Modeling heat loss in WaterGEMS and WaterCAD

 Product(s): WaterGEMS, WaterCAD Version(s): V8i, CONNECT Edition Area: Layout and Data Input

Problem

Is it possible to model heat loss in buried water pipe lines with WaterGEMS or WaterCAD? (generally in cold climates)

Background

Keeping water in liquid form throughout a distribution system is a problem confronting water supply engineers in cold areas.

Of all the schemes developed for this purpose, basically only two are used. Either enough heat is added to the water to prevent freezing or the system is designed in such a way that the water is removed from the system before it freezes. So, it is necessary to consider the heat loss in pipe lines in such cases.

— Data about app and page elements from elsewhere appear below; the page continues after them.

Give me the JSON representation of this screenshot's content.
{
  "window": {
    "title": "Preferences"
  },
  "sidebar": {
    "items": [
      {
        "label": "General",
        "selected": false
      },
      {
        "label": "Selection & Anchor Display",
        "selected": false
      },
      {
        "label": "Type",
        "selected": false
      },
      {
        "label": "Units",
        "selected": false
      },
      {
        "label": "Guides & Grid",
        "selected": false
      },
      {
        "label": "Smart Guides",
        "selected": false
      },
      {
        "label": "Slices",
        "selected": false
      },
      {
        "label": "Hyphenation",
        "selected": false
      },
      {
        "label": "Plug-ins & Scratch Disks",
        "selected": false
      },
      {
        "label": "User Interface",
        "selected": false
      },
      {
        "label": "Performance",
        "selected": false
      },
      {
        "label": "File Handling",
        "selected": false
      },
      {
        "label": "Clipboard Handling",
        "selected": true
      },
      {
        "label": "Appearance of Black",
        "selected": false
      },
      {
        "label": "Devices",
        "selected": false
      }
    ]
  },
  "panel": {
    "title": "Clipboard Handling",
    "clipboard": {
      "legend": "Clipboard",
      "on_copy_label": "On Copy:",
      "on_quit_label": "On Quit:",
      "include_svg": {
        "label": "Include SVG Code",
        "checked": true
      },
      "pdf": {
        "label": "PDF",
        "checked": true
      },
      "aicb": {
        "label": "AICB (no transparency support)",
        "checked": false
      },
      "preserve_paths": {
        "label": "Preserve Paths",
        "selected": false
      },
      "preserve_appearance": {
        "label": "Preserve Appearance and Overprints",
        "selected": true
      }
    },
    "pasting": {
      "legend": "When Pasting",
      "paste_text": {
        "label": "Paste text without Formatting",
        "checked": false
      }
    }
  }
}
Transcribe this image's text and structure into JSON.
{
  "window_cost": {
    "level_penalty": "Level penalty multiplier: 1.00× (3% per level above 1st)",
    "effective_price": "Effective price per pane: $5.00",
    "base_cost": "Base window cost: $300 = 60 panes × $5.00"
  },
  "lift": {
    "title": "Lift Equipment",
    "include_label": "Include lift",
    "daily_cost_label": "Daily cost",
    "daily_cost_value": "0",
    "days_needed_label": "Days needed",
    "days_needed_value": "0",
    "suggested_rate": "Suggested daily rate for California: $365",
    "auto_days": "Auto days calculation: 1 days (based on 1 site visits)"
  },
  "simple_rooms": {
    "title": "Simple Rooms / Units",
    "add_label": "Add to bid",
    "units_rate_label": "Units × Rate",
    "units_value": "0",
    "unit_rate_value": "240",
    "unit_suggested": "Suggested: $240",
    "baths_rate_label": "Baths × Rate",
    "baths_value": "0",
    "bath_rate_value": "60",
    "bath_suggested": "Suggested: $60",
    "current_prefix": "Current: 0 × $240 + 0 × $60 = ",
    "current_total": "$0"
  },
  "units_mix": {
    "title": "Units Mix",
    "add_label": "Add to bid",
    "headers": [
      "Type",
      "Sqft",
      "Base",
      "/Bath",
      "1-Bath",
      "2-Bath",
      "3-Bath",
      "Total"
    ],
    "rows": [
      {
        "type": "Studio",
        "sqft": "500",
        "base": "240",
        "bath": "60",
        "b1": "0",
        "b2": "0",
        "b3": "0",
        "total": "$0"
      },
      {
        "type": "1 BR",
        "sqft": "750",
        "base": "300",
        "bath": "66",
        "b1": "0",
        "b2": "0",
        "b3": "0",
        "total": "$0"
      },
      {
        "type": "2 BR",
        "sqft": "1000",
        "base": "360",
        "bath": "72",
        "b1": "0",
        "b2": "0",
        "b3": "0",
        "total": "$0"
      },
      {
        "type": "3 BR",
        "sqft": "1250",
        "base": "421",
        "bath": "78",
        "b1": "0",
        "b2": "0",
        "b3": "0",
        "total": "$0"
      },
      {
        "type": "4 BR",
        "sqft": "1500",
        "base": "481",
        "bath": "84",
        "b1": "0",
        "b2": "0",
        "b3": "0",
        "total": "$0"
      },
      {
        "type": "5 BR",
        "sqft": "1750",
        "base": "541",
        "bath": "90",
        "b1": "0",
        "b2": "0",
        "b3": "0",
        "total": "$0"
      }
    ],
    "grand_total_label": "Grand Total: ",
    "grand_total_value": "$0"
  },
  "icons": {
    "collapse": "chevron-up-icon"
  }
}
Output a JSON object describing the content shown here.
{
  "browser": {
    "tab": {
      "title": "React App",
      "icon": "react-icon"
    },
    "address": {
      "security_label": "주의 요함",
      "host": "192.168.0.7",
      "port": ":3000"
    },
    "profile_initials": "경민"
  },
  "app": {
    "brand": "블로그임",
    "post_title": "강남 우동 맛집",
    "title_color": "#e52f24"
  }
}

Solution

Heat loss currently must be approximated using constituent concentration as a proxy for temperature. So, with the help of Constituent Analysis you can workaround this situation.

There is a certain temperature at the source of water and the driving force is trying to reach equilibrium with the surrounding environment. What you could do is uncheck the "Unlimited Concentration" box in the Constituents dialog and set the concentration limit to the equilibrium concentration that will be reached. For example, the temperature of the ground for a buried pipe in this case.

You would expect this to follow a first order reaction rate because heat diffusion through a pipe wall would be of first order. The difficult part is determining the first order "Bulk reaction rate" though. To overcome this, you may need to obtain some real data from your system as this will vary depending on the pipe wall material (plastic, iron, concrete, ductile iron, etc.)

Steps to be followed to set up constituent analysis:

• You would set the temperature at your source reservoir and name the constituent Temperature in the Constituent Alternative.
• If you don't set the Concentration (Initial) to a reasonable value, it will start from 0 which will lead to slow convergence (run the model long enough to reach equilibrium). So it is better to pick some value (between the value at the reservoir and at the equilibrium) and set in as the Concentration (initial) in the concentration (Initial).
• And then perform constituent analysis by setting other values like specifying concentration limit in constituents.

Unfortunately, there is no way at the time of writing this article to set the units on concentration to degrees C or F. So, you will get mg/L as the unit and you just need to keep in mind that you are dealing with temperature.

The above information is applicable for water pipes system only and not for HVAC system because the heat/cold fluid in the pipe will change the equilibrium temperature.